Last week, I spent some time talking about demographics and the latest CDC birth numbers. There were a number of interesting aspects to this data, but the big takeaway was that the percentage of first-child births has hit an all-time low. As I said last week, this suggests that we're slowly bifurcating into a society where we have two classes of adults: parents and non-parents.
This divide is important enough—and shocking enough—that it’s worth talking about a little more explicitly.
The latest numbers suggest that an amazingly high percentage of women today—18.8 percent—complete their childbearing years having had no children. Another 18.5 percent of women finish having had only one child. Together, that’s nearly 40 percent of Americans who go their entire lives having either one child or no children at all.
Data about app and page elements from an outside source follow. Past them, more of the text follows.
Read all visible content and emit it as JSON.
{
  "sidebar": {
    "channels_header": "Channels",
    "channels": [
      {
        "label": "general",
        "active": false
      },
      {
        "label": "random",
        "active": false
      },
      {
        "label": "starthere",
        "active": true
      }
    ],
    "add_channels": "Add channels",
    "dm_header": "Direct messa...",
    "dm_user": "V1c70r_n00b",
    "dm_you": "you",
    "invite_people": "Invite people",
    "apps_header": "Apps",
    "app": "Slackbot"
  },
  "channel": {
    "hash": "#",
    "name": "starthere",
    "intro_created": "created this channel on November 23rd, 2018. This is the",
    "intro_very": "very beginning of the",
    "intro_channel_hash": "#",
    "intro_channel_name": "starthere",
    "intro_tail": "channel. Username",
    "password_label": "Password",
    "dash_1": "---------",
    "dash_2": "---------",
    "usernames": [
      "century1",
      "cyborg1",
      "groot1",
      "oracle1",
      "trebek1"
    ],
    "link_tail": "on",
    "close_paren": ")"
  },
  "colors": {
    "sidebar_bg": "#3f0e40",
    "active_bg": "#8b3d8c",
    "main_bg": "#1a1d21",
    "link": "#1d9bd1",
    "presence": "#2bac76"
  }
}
And it's a big change in behavior from the recent past. There have always been people who lived without having children—either by happenstance or by choice. But for all of American history, the numbers of this cohort were fairly small. In 1970, for instance, just about 8 percent of women completed their childbearing years with no children. (And only about 11 percent of women finished with only one child.) Over the next 40 years, those numbers rose almost without interruption. (The numbers ticked backward only once, in 2002.) This dramatic increase in childlessness—the number more than doubled—took place in just two generations and came at a time when medical advances were drastically improving the odds of infertile couples conceiving.
So what happened?
It's a complicated answer. (I’ve written an entire book on precisely this question. It’s called What to Expect When No One’s Expecting and it comes out this January. You can pre-order your copy today!) But let's make one big distinction about the causality.
There are two schools of thought concerning America's fertility decline: economics and culture. (Actually there are three schools, but we’ll set that third one aside for the time being.) The economic school says that macroeconomic changes in American life have made having babies less important. As we moved from agriculture to industry, from rural life to urban life, children became both less helpful and more expensive. What's more, the advent of Social Security and then Medicare inserted the government into family life by giving the state responsibilities for taking of the elderly that children once bore.
What the entitlement state meant was that for the first time in history, people didn't need children to care for them in their old age. The government would do it. Socializing this cost created a market distortion. Children are expensive to raise and everybody gets the government's geezer goodies, whether they pay for the cost of creating new taxpayers or not. So only the suckers have kids.
That's the economic argument. And I don't mean to dismiss it, because it has been an important driver in what’s happened to fertility in America. But as to the specific question we’re looking at today—the rise of childless Americans in the last 40 years—it just isn't sufficient to explain the shift. After all, by 1970, Social Security had been on the books for a generation. And when you look at our fertility numbers, they'd been trending slightly downward since 1950 as the Baby Boom faded. But just around 1970, they went into a nosedive.
Which brings us to the second explanation: It's the culture. What happened beginning in 1970 was a massive change in American culture. Just to tick off a few of the most obvious changes: abortion, contraception, marriage, divorce, and religious practice. Each of these subjects underwent titanic shifts beginning in or about 1970. And as our relationship to them changed, so did our behavior with regards to family life.
Where does that leave us today? With one final, scary thought. What if our new reality—the fact that a fifth of Americans no longer bother to have children at all—exerts its own pull on our demographics? There's some data from Europe and the Far East to suggest that once a critical mass of people choose to remain childless, their example influences young adults and alters their behaviors and expectations. To give you just one example, Germany has had a higher degree of childlessness than America, and for a longer time. In a 2006 survey of fertility aspirations, 23 percent of German men said that having no children was the ideal form of family life. Think about that for a moment. And now think about what it means for a civilization to have a quarter of its men not interested in having any children at all.
It calls to mind a deeply profound point from Christopher Caldwell’s recent profile of Hungarian prime minister Viktor Orbán. Confronting his country’s demographic crisis, Orbán said:
"Demography is the key factor. If you are not able to maintain yourself biologically, how do you expect to maintain yourself economically, politically, and militarily?" he asks. "It's impossible. The answer of letting people from other countries come in …that could be an economic solution, but it's not a solution of your real sickness, that you are not able to maintain your own civilization."
The reason we care about fertility numbers and demographics is because this—our civilization—is exactly what’s at stake.